- “If I have to leave out the part of myself that is positively identified with being Black, then no matter how good I am, I am not the best I can be.” – David Thomas, President of Morehouse College
- Identity – shapes – Values & beliefs systems, lived experience, and communities – which informs – Assets (motivation, relationship & networks, and skillsets & behaviors) – which affects – leadership approach & outcomes
- Black leaders can think of being part of a solution that may take generations (vs. dominant management thinking of solutions within an individual leader’s tenure)
- Black leaders love their communities and all that’s done with love is done well
- BIPOC leaders provide examples and role models for younger BIPOC persons interested in becoming future leaders
- BIPOC leaders can educate funders on community needs they may understand more due to lived experience and connections and trust they have in the community (proximity is an asset, not a liability)
- BIPOC leaders may exhibit greater creativity and resilience because of lived experience in a world that has designed systems without them in mind; soft and social skills are critically important
- Problem: Glass Cliff – BIPOC leaders are getting keys to burning houses – see, e.g., Avoiding the Glass Cliff: Advice to Boards on Preparing for and Supporting New Leaders of Color
Main Stage – Bridging the Gap: Compassionate Leadership and Inclusive Workplaces
- (Better) Leadership starts with compassion, includes a focus on wellbeing, and is about building belonging – See (Better) Leadership: Resources for Leading With Compassion, Wellbeing & Belonging
- Compassionate leadership is about the willingness to apply your influence and power to help create a more even playing field for others.
- Atlanta Wealth Building Initiative is a community of investors, advocates, practitioners, and scholars that exists to restructure access to capital to create opportunities for Black people in Atlanta and across the South to build collective wealth – see The Beloved Economy: The Imperative to Build Black Wealth Manifesto
- Building Movement Project Tools, Reports, Resources
- In many cases, leadership responsibilities for BIPOC leaders need to change because the job is not sustainable; change requires everyone’s efforts and investment

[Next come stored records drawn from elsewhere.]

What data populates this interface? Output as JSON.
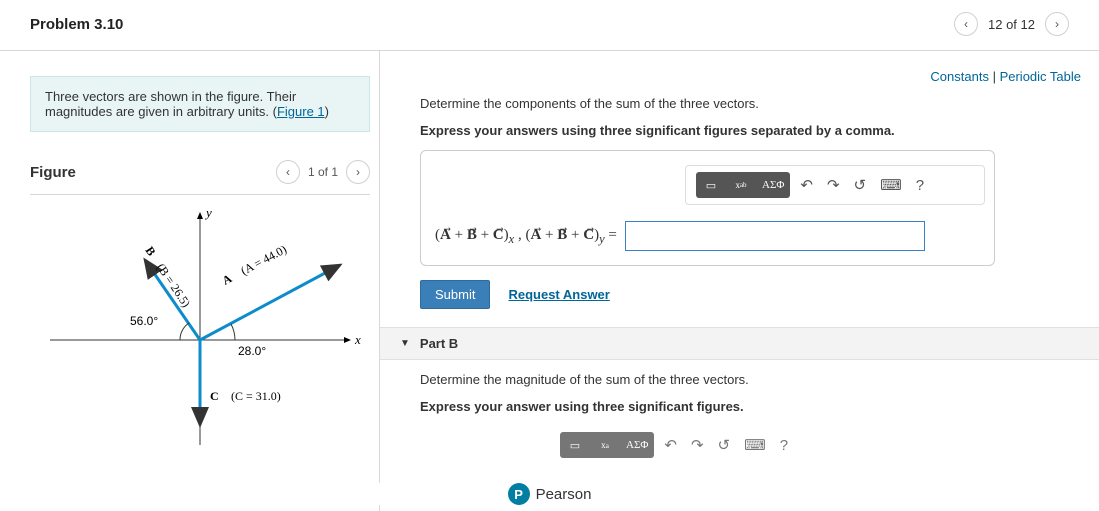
{
  "header": {
    "title": "Problem 3.10",
    "nav_count": "12 of 12"
  },
  "left": {
    "prompt_a": "Three vectors are shown in the figure. Their magnitudes are given in arbitrary units. (",
    "prompt_link": "Figure 1",
    "prompt_b": ")",
    "figure_title": "Figure",
    "figure_nav": "1 of 1"
  },
  "links": {
    "constants": "Constants",
    "sep": " | ",
    "periodic": "Periodic Table"
  },
  "partA": {
    "question": "Determine the components of the sum of the three vectors.",
    "instruction": "Express your answers using three significant figures separated by a comma.",
    "eq_label": "(A⃗ + B⃗ + C⃗)ₓ , (A⃗ + B⃗ + C⃗)ᵧ =",
    "submit": "Submit",
    "request": "Request Answer",
    "tool_greek": "ΑΣΦ"
  },
  "partB": {
    "title": "Part B",
    "question": "Determine the magnitude of the sum of the three vectors.",
    "instruction": "Express your answer using three significant figures."
  },
  "footer": {
    "brand": "Pearson"
  },
  "chart_data": {
    "type": "vector-diagram",
    "axes": [
      "x",
      "y"
    ],
    "vectors": [
      {
        "name": "A",
        "magnitude": 44.0,
        "angle_deg_from_x": 28.0,
        "label": "A⃗ (A = 44.0)"
      },
      {
        "name": "B",
        "magnitude": 26.5,
        "angle_deg_from_x": 124.0,
        "label": "B⃗ (B = 26.5)",
        "angle_label": "56.0°"
      },
      {
        "name": "C",
        "magnitude": 31.0,
        "angle_deg_from_x": 270.0,
        "label": "C⃗ (C = 31.0)"
      }
    ],
    "angle_annotations": [
      "56.0°",
      "28.0°"
    ]
  }
}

- The desire to be a leader is decreasing, though BIPOC individuals desire to be leaders at a rate 10-14 percent higher than white leaders